No Regrets: A Reflection on Freshman Year

A photo of me doing some literal self-reflection.

A photo of me doing some literal self-reflection.

It is often said that when you’re young, it’s too early to have regrets. What may seem like mistakes, according to my parents, are simply “learning experiences.” My first-year at U of T was an overwhelmingly positive experience, with great classes, friends, and professors. However, by the end of second semester, I was left with a clear sense of what I could have done better to make the most out of my experience.

Time Flies, so Start Early

It’s proven that people are likely to underestimate how long it will take them to complete an assignment. I am one of these people! Thus, it’s important to start assignments sooner than later. Spare yourself from the stress of last-minute submissions by making sure your final draft is completed ahead of time. You never know when internet failures or computer crashes may happen, so eliminate this risk entirely by ensuring that even in a worst-case scenario, you can still prevail.

Get out there!

Don’t undervalue the importance of having a social life. While I attended clubs in my first semester and made friends in seminar courses, I tended to keep to myself outside of these activities. Eating meals alone, and never going out can get lonely quickly, especially when you’re away from home. Don’t hesitate to spend time talking to people outside of class. Doing this in second semester made my university experience much more enjoyable.

GPA is Forever

Put your classes first. You may feel pressured to dedicate more time towards your extracurricular involvements, but it’s important that academics remain a priority. In the long-run, it probably doesn’t matter whether you missed a club meeting or sports practice, but your GPA will certainly carry the scars of poor midterm grades for years to come. While it’s tempting to dedicate many hours to extracurriculars that you’re passionate about, make sure that while doing so your grades don’t suffer.

Take care of yourself!

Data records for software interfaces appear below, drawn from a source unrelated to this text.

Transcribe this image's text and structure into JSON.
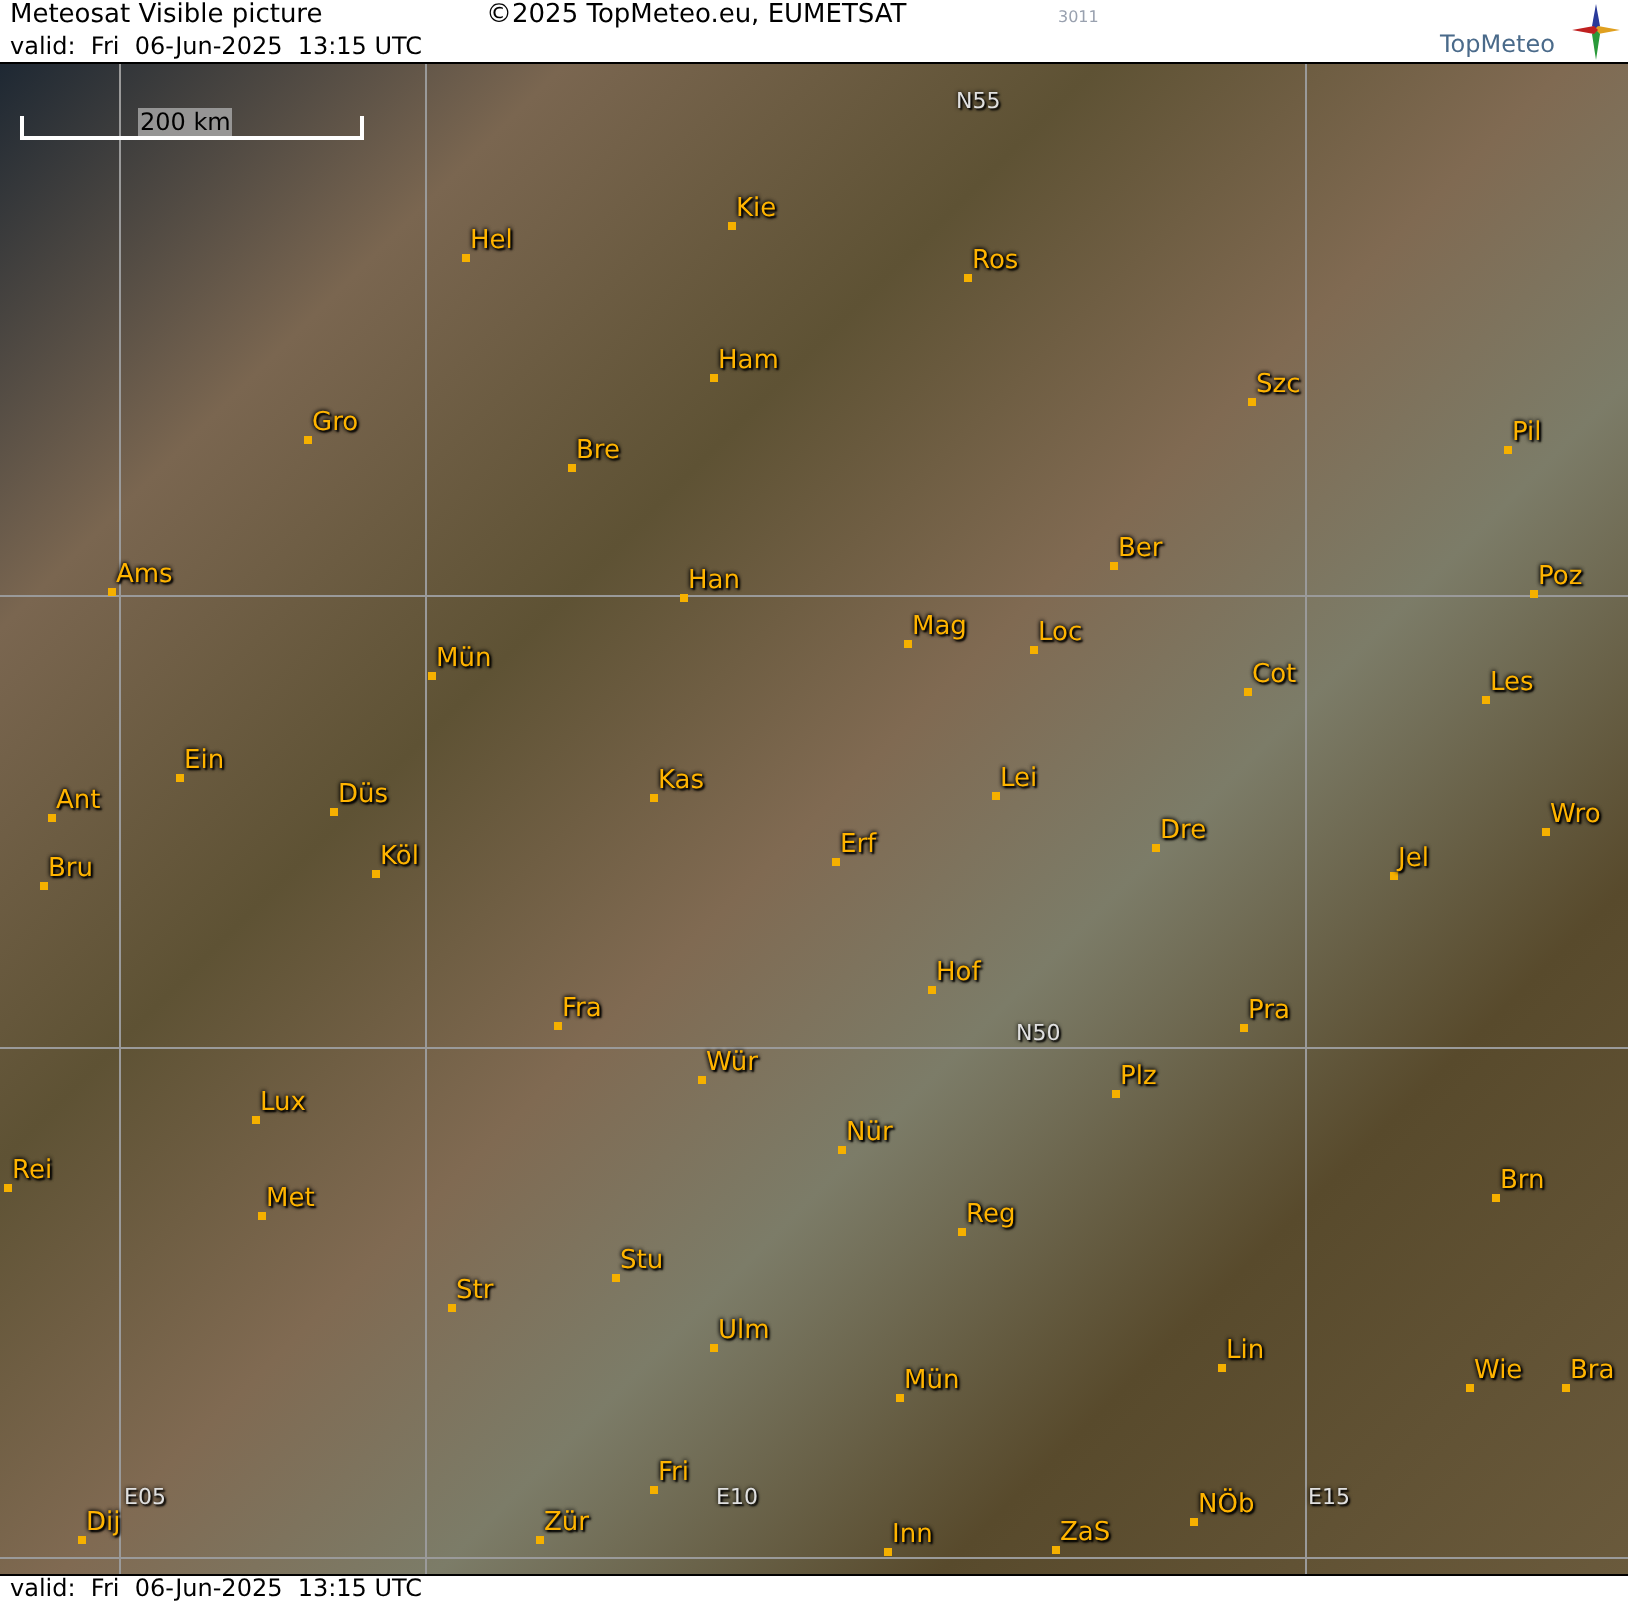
{
  "header": {
    "title": "Meteosat Visible picture",
    "copyright": "©2025 TopMeteo.eu, EUMETSAT",
    "code": "3011",
    "valid": "valid:  Fri  06-Jun-2025  13:15 UTC",
    "logo": "TopMeteo"
  },
  "map": {
    "scale": "200 km",
    "grid_labels": [
      "N55",
      "N50",
      "E05",
      "E10",
      "E15"
    ],
    "cities": [
      "Kie",
      "Hel",
      "Ros",
      "Ham",
      "Szc",
      "Gro",
      "Bre",
      "Pil",
      "Ams",
      "Han",
      "Ber",
      "Poz",
      "Mün",
      "Mag",
      "Loc",
      "Cot",
      "Les",
      "Ant",
      "Ein",
      "Düs",
      "Kas",
      "Lei",
      "Dre",
      "Wro",
      "Bru",
      "Köl",
      "Erf",
      "Jel",
      "Hof",
      "Fra",
      "Pra",
      "Wür",
      "Lux",
      "Plz",
      "Nür",
      "Rei",
      "Met",
      "Reg",
      "Brn",
      "Stu",
      "Str",
      "Ulm",
      "Mün",
      "Lin",
      "Wie",
      "Bra",
      "Fri",
      "Dij",
      "Zür",
      "Inn",
      "ZaS",
      "NÖb"
    ]
  },
  "footer": {
    "valid": "valid:  Fri  06-Jun-2025  13:15 UTC"
  }
}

While living in a dorm, it’s easy for a room to evolve into a haphazard mess of plates and papers. I’ve seen my fair share of disaster dorms, with no visible floor, and a monstrous pile of laundry. It’s important for your own health and the sake of your roommate, if you have one, to dedicate time to keeping your space clean. Not only is it easier to study in a clean space, but it’s also important for staying organized!

Do you have any regrets from your time at U of T? Share your thoughts in the comments below!